• [TASK PROMPT]: Report each line from the records where the string "more" turns up.

Website and app data records
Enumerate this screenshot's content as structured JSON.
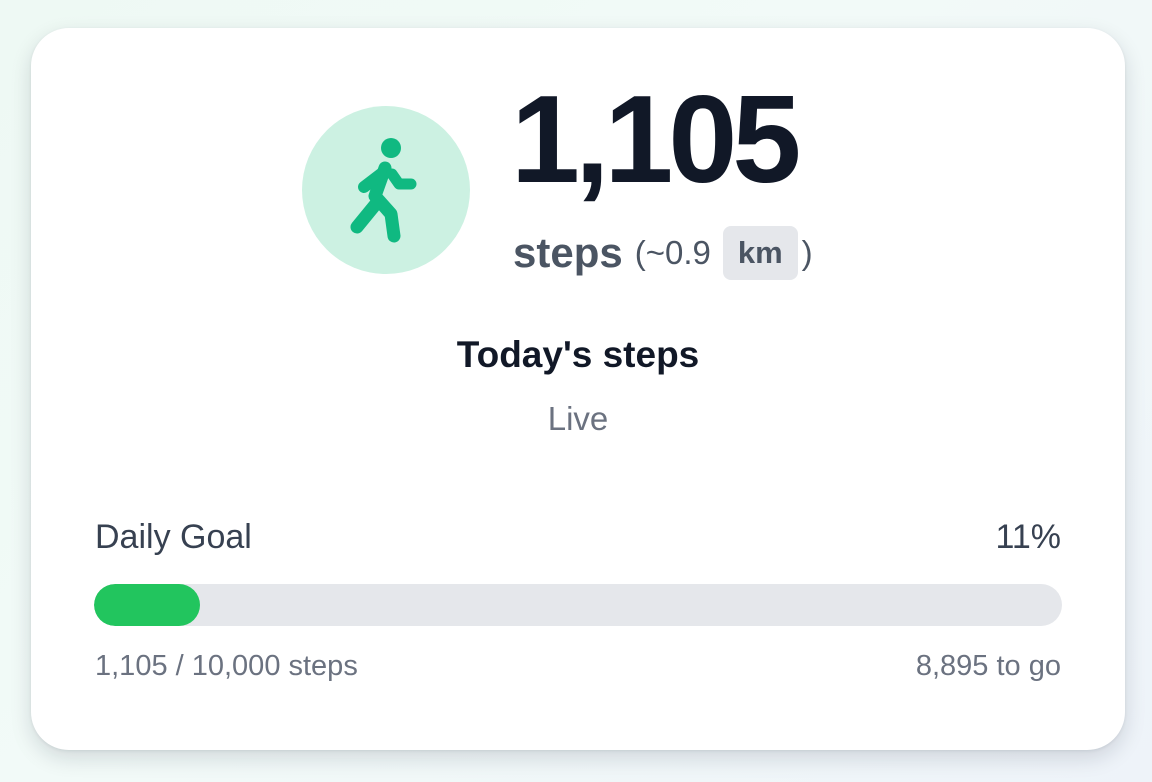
{
  "widget": {
    "icon": "walking-person-icon",
    "step_count": "1,105",
    "steps_label": "steps",
    "paren_open": "(~",
    "distance_value": "0.9",
    "distance_unit": "km",
    "paren_close": ")",
    "title": "Today's steps",
    "status": "Live"
  },
  "goal": {
    "label": "Daily Goal",
    "percent_label": "11%",
    "progress_fraction": 0.11,
    "progress_text": "1,105 / 10,000 steps",
    "remaining_text": "8,895 to go"
  },
  "colors": {
    "accent": "#10b981",
    "icon_background": "#ccf1e2",
    "progress_fill": "#22c55e",
    "progress_track": "#e5e7eb",
    "primary_text": "#111827",
    "secondary_text": "#6b7280"
  }
}
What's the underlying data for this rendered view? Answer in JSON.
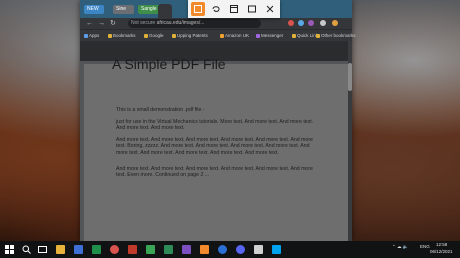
{
  "browser": {
    "tabs": [
      {
        "label": "NEW",
        "color": "#3d86c6"
      },
      {
        "label": "Sine",
        "color": "#6b6f74"
      },
      {
        "label": "Sangle",
        "color": "#3f8f4a"
      }
    ],
    "address": {
      "secure_label": "Not secure",
      "url": "africau.edu/images/..."
    },
    "bookmarks": [
      "Apps",
      "Bookmarks",
      "Google",
      "Upping Patents",
      "Amazon UK",
      "Messenger",
      "Quick Links",
      "Other bookmarks"
    ]
  },
  "pdf": {
    "title": "A Simple PDF File",
    "paragraphs": [
      "This is a small demonstration .pdf file -",
      "just for use in the Virtual Mechanics tutorials. More text. And more text. And more text. And more text. And more text.",
      "And more text. And more text. And more text. And more text. And more text. And more text. Boring, zzzzz. And more text. And more text. And more text. And more text. And more text. And more text. And more text. And more text. And more text.",
      "And more text. And more text. And more text. And more text. And more text. And more text. Even more. Continued on page 2 ..."
    ]
  },
  "snip": {
    "modes": [
      "rectangular-snip",
      "freeform-snip",
      "window-snip",
      "fullscreen-snip",
      "close"
    ]
  },
  "taskbar": {
    "tray_lang": "ENG",
    "time": "12:58",
    "date": "06/12/2021"
  },
  "colors": {
    "snip_accent": "#f28a2b",
    "taskbar": "#101214"
  }
}
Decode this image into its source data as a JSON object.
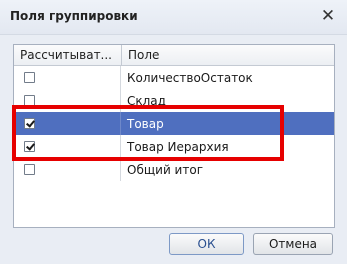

• [RESPONSE AREA]:
      "just for use in the Virtual Mechanics tutorials. More text. And more text. And more text. And more text. And more text.",
      "And more text. And more text. And more text. And more text. And more text. And more text. Boring, zzzzz. And more text. And more text. And more text. And more text. And more text. And more text. And more text. And more text. And more text.",
      "And more text. And more text. And more text. And more text. And more text. And more text. Even more. Continued on page 2 ..."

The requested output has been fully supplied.